Johannes Brahms Serenade No. 1 in D major, Op. 11 (selection; reconstruction of the original version for nonet: flute, two clarinets, bassoon, horn, violin, viola, cello, double bass) [25′]
I. Allegro molto
IV. Menuetto I & II
V. Scherzo: Allegro – Trio
VI. Rondo: Allegro




Ludwig van Beethoven Symphony No. 3 in – flat major, Op. 55 Eroica (selection; arr. Carl Friedrich Ebers for nonet: two violins, viola, flute, two clarinets, two horns and double bass) [25′]
I. Allegro con brio
II. Finale: Allegro molto
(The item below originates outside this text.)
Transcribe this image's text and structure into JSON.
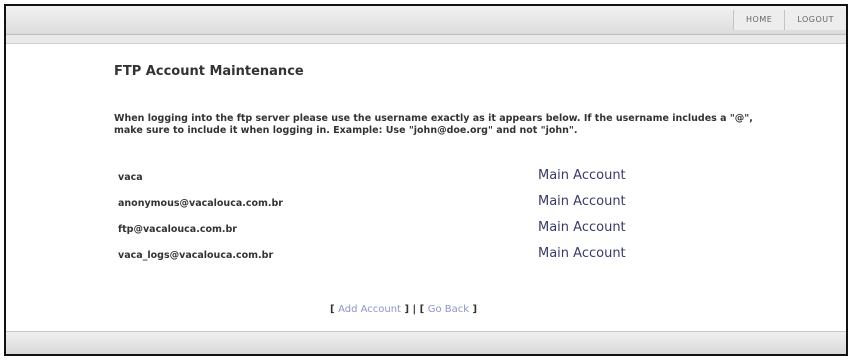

After last year’s highly successful final concert of the Sinfonia Varsovia Academy with chamber arrangements of Beethoven’s symphonies, students of this year’s 12th edition of the project continue this Beethovenian series. How does the legendary Symphony No. 3 in E-flat major, Eroica, sound in a version for 10 instruments? The composer himself was convinced that satisfyingly. He himself developed and allowed others to develop his symphonies for smaller ensembles. The two outermost movements of Eroica, arranged by Carl Friedrich Ebers in 1818, will be performed in the second part of the evening, while in the first we will hear extensive excerpts from Johannes Brahms’s Serenade No. 1 in D Major, Op. 11. The composer – enamored of the models of Haydn and Beethoven – first created a version for nine instruments, and later transcribed the work for a symphony orchestra and made his debut as a young conductor. The serenade was a great success at the time. Undeservedly overlooked in concert programs today, it is proof of the young Brahms’s high skills and, above all, music that gives great pleasure to listeners. The young performers’ concert will open with a Baroque rarity: the Concerto for solo trumpet and strings by Giuseppe Tartini, another example of an interesting adaptation – this time from a violin original.